• [WORK ORDER] Return every line of the entries that includes the word "伽拉泰亚".

[Entries from a dataset of interfaces]
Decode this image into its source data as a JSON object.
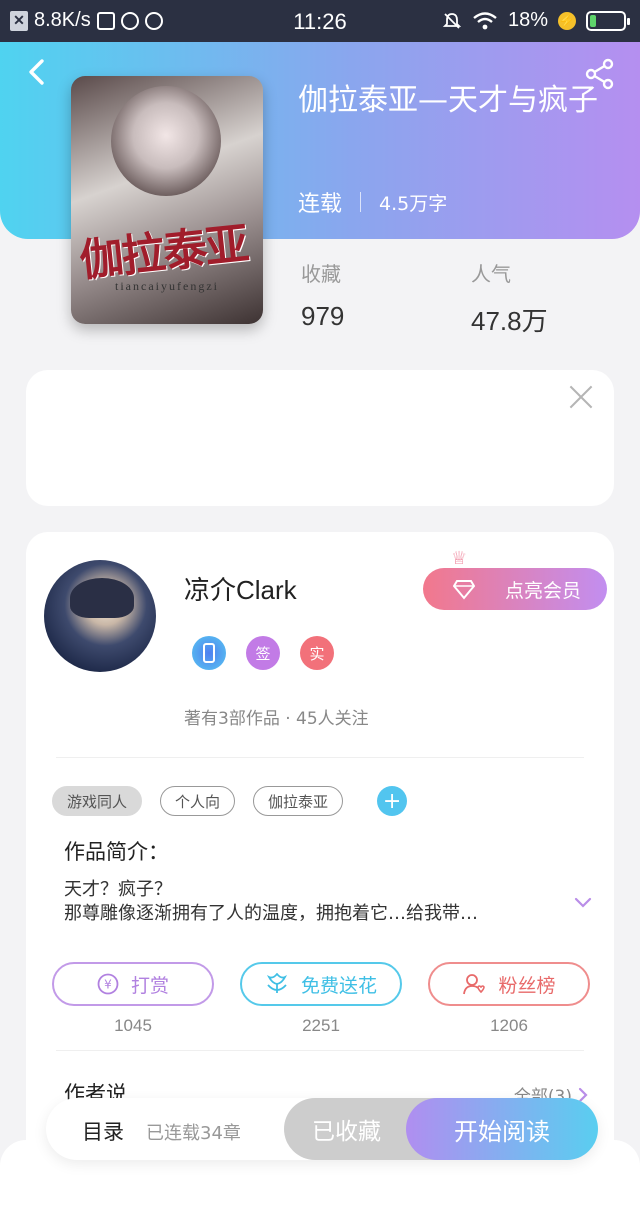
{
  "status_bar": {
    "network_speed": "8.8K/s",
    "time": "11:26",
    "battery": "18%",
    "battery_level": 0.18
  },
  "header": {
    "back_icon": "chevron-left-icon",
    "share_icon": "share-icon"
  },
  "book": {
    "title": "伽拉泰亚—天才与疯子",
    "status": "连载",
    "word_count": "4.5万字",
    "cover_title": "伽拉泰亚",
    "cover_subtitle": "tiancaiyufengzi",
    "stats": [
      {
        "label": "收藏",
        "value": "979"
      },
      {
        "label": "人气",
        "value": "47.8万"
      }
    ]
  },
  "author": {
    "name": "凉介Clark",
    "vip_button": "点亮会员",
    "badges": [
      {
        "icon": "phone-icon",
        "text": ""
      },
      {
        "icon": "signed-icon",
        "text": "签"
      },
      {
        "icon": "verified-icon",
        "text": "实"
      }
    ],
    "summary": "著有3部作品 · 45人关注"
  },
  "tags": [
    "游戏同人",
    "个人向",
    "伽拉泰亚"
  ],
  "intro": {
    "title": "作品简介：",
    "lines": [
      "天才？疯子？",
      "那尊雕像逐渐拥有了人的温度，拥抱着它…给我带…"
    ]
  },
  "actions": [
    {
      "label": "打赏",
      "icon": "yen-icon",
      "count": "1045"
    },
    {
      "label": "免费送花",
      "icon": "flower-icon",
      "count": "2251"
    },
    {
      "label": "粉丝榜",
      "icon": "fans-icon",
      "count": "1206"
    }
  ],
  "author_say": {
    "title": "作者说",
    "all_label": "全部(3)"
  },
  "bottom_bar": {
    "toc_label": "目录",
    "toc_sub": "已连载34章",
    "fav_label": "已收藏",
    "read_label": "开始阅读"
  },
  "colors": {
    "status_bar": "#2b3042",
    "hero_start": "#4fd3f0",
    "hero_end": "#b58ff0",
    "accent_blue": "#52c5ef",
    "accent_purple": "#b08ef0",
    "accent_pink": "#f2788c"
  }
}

• [COMPLETED EXERCISE]
    "title": "伽拉泰亚—天才与疯子",
    "cover_title": "伽拉泰亚",
    "伽拉泰亚"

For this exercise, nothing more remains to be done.